Mobile Mammas host training at CHS
Mon, 01/08/2018 - 11:00am admin
—Discuss development of mobile app for adults to monitor children’s devices
Sara Stromseth-Troy TPD Staff
‘If we can keep one child from harm or the dangers of social media through electronic devices, then we've done our job.’ — Cindy Yslas, President of Mobile Mammas
CRESCO - Parents concerned about the safety of their children in cyberspace, or with the issue of social media addiction, are invited to attend a free educational and training event at Crestwood High School on Jan. 10 at 6 p.m. in the high school auditorium.
Mobile Mammas president and trainer, Cindy Yslas said, “This first training will be free to the community as an introductory training to let the community know what we are all about.”
Mobile Mammas is a newly-formed, non-profit organization comprised of women who, according to brochure literature, have a “passion for sharing resources and education with other parents, guardians and related community services in the hope of helping keep youth safe from cyber sites, in the ever-evolving technology and social media platforms.”
Mobile Mammas offers hands-on, real-time training and educational workshops, and is currently developing a mobile application for use by adults to help with supervision and monitoring of their youths’ electronic devices.
Board members include Christy Teslow, founder and trainer; Cindy Yslas, president and trainer; Lisa Kammerer, vice president and trainer; Mindy Hovey, secretary; Jessica Hebrink, treasurer; and board members Teresa Kappus and Tammy Tangen.
Yslas explained the beginnings of Mobile Mammas:

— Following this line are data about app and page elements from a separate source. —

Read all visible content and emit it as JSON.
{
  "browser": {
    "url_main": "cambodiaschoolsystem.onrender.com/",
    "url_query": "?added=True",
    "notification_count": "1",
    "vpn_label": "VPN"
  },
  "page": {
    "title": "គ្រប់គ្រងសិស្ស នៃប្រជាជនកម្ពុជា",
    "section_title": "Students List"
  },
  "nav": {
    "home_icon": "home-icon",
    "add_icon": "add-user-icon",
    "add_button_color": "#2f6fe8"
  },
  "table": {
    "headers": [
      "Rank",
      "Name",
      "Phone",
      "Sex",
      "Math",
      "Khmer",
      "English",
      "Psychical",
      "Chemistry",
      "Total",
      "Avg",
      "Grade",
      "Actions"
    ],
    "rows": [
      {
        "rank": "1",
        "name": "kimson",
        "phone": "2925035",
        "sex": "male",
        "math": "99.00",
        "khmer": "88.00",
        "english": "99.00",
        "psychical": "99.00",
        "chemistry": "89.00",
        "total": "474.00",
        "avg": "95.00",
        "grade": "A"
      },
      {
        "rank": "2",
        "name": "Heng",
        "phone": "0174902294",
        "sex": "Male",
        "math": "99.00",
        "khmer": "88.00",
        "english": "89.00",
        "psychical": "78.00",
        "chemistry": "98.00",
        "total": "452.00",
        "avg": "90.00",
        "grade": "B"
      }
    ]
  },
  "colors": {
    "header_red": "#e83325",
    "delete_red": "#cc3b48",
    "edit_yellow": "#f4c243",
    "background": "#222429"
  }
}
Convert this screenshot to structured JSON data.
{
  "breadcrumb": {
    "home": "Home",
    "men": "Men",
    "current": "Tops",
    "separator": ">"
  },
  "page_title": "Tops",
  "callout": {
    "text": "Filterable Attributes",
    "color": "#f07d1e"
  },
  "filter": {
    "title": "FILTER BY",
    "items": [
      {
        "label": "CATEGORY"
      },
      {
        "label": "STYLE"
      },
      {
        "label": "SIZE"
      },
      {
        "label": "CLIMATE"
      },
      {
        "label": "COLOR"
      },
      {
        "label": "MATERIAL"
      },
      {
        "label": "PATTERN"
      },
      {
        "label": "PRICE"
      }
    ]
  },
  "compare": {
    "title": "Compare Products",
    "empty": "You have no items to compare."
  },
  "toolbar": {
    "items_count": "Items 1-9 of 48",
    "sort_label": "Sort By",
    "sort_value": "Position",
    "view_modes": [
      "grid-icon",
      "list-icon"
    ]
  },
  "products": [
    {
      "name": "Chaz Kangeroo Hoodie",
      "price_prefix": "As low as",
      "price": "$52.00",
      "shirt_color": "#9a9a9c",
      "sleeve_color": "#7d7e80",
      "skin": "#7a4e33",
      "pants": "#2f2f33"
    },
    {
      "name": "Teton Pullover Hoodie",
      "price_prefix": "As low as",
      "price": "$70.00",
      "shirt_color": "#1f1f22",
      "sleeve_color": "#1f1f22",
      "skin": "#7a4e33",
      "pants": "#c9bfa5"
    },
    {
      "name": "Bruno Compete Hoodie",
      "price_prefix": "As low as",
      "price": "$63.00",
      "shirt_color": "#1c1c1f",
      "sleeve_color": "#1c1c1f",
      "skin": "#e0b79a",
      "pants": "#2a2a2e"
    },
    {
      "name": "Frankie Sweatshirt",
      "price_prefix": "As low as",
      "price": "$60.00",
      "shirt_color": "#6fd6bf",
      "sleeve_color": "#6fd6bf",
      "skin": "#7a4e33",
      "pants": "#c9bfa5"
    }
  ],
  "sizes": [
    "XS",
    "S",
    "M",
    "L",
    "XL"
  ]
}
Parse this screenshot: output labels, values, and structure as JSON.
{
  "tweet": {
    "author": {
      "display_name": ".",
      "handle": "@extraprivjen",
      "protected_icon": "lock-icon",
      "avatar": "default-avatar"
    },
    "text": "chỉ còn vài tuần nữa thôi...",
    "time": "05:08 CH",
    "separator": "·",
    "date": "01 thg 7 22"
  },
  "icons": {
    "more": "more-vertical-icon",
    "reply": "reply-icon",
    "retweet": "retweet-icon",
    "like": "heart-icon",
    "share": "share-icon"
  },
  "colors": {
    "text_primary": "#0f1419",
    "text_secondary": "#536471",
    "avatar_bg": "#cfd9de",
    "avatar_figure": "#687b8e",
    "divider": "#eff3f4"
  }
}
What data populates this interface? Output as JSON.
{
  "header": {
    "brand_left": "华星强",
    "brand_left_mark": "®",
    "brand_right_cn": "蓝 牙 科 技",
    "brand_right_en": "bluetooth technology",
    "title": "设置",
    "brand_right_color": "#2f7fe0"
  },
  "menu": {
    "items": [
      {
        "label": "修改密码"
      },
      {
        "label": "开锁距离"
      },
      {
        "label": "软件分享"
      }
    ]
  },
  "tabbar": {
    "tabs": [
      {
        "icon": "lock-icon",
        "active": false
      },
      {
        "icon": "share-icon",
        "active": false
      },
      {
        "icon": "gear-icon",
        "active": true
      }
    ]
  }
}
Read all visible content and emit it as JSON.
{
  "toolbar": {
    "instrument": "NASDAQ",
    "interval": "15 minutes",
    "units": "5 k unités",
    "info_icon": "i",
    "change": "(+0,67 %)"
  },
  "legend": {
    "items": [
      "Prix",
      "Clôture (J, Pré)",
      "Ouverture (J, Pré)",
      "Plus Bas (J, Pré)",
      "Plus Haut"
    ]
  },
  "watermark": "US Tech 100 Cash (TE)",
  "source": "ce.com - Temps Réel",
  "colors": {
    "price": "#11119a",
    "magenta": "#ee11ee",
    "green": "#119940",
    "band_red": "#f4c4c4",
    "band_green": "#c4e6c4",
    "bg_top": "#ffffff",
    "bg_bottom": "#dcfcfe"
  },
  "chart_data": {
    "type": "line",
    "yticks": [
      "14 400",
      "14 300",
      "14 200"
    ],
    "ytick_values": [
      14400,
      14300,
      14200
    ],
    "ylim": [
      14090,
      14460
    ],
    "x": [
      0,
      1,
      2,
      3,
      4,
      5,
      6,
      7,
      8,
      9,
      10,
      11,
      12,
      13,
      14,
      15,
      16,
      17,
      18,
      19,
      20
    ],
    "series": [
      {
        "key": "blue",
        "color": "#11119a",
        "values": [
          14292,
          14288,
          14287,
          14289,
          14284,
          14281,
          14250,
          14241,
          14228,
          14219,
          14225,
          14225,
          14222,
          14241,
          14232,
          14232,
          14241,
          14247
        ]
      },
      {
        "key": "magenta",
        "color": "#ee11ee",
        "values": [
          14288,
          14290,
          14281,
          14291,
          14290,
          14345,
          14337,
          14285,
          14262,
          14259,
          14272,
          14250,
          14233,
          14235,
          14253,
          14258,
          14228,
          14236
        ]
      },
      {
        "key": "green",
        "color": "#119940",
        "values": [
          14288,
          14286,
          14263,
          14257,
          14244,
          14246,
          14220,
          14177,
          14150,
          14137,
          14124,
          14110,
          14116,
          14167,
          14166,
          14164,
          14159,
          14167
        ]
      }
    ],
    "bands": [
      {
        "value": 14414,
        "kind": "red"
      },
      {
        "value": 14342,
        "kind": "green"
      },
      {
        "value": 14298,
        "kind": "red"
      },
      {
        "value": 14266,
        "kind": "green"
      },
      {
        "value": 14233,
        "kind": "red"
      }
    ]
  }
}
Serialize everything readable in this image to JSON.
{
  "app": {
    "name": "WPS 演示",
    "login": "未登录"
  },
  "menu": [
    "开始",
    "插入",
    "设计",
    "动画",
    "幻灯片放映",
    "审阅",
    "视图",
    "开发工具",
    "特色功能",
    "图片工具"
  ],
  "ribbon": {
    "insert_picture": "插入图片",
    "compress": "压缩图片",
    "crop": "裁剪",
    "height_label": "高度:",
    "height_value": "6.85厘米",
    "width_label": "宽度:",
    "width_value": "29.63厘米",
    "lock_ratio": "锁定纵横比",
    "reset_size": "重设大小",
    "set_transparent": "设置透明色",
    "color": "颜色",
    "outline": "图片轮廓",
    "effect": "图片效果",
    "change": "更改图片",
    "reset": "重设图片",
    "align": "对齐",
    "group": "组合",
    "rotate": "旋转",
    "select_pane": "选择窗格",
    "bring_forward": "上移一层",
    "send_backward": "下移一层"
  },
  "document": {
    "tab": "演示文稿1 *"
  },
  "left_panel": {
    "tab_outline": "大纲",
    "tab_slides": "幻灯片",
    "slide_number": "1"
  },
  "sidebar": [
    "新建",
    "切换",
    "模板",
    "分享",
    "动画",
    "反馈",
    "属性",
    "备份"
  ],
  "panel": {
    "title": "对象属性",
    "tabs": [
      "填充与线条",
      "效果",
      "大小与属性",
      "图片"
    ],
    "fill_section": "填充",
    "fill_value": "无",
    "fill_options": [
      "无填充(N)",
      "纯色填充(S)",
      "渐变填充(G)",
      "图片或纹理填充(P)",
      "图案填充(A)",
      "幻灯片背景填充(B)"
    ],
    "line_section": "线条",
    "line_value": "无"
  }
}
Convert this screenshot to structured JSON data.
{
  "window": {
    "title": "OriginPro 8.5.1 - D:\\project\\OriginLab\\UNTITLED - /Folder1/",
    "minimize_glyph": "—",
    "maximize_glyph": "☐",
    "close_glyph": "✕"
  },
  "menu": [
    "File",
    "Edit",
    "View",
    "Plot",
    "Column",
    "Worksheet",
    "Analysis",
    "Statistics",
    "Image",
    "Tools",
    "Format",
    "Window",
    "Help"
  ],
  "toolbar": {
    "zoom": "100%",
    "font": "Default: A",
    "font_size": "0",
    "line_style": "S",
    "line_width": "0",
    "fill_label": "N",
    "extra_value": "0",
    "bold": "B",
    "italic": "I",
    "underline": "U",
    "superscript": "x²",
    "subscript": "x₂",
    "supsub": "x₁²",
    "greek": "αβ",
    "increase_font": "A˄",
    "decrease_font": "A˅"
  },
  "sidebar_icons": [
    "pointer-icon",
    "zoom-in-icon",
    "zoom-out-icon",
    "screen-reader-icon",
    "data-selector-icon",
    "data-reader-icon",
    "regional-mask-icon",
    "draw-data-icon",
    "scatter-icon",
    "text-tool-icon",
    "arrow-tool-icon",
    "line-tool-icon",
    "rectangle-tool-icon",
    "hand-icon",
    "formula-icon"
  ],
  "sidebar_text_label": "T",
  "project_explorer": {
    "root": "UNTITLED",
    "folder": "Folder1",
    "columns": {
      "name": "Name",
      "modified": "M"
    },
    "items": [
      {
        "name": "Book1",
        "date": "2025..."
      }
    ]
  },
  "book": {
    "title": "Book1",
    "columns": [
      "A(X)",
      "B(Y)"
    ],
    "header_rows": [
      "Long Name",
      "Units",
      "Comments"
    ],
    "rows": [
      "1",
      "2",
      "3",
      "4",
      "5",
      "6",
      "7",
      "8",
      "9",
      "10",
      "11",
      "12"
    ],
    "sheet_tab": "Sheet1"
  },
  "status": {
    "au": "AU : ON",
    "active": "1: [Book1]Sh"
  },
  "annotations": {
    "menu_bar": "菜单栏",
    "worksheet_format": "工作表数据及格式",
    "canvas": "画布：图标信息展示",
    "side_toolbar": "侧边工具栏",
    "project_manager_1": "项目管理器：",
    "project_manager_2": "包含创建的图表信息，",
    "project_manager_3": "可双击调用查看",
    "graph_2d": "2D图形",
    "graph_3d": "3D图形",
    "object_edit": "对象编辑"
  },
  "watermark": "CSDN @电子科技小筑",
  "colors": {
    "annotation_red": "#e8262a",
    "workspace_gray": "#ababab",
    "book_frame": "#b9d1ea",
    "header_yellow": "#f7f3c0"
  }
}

“Mobile Mammas started with Christy Teslow and ideas she has had floating around in her head for about 3-4 years now. As customers would come into her shop (Tech-Geek 3.0 in Cresco), she began to see more and more parents concerned about items on their children’s phones that they would like to remove or find out how they got on there. Teslow hopes to launch her app late this spring.
“Also, she saw the behaviors of children (at younger and younger ages) bordering on addictions as they became over dependent on their phones or would become overwhelmed by the thought of losing their phones for any period of time (as they were being fixed, cleaned, reset to factory settings per their parents, etc.). So the idea of a training to teach parents and guardians on these dangers and behaviors was hatched.”
Teslow said, “Our children are often smarter than we are when it comes to technology. It’s time to give parents the information they need to take back responsibility with these devices we give our children.”
Yslas said the idea quickly gained traction among other concerned parents:
“As she developed her board, she began to talk to us and found a number of us who held the same concerns with device use with our own children. The board is made up of educators, medical professionals, those in the child foster care program, business owners and stay-at-home moms, and all have children at various ages using some sort of device between school and home. We all shared the same concerns and knew this educational material (and eventually the APP for both Apple and Android products) will fill a large void within the community and the entire United States as we grow in our training area,” Yslas said.
Organizers stress that Mobile Mammas is not: Spyware, licensed therapists, invading personal space, telling parents how to parent or finger pointing.
Mobile Mammas is: A hands-on real-time training and education source; focused on youth safety in the ever-evolving cyber world and social media platforms; and an application designed to assist parents in monitoring their child’s devices.
According to statistics gathered from www.pewinternet.org, www.kidshealth.org and www.hbr.org and provided on the Mobile Mammas brochure:
In 2016, 16 percent have admitted to being cyberbullied; that number is on the rise as a large percentage are never reported;
In 2016, more than one million Android devices were hacked in some sort of capacity;
Eighty percent of youth that have sexted are under the age of 18;
Fifty-seven percent of youth have been asked to sextext;
An estimated 76 percent of transactions for sex with underage girls are started online;
Fifty percent of sex traffic victims are youth;
In 2016, one in six missing youth are involved in sex trafficking.
Mobile Mammas has an ambitious goal:
“Our goal is to get our name, training and information out nationally to empower parents much like D.A.R.E., M.A.D.D. and other programs have become staples in the safety of our children,” Yslas said.
She continued, “We already have requests from other counties, school districts and towns throughout Iowa and Minnesota. We are always looking for donations from anyone or any organization to put toward the development of the application.
“If we can keep one child from harm or the dangers of social media through electronic devices, then we’ve done our job. We may never know that we did, but the parents who catch what their kids are viewing or doing on their cell phones will, and that’s all that matters,” Yslas said.
For more information, to schedule a workshop or make a donation contact Mobilemamma.org, e-mail firstname.lastname@example.org or call: 563-203-8015. All donations will be used for youth and adult educational seminars and continued development of a state-of-the-art Smartphone Application.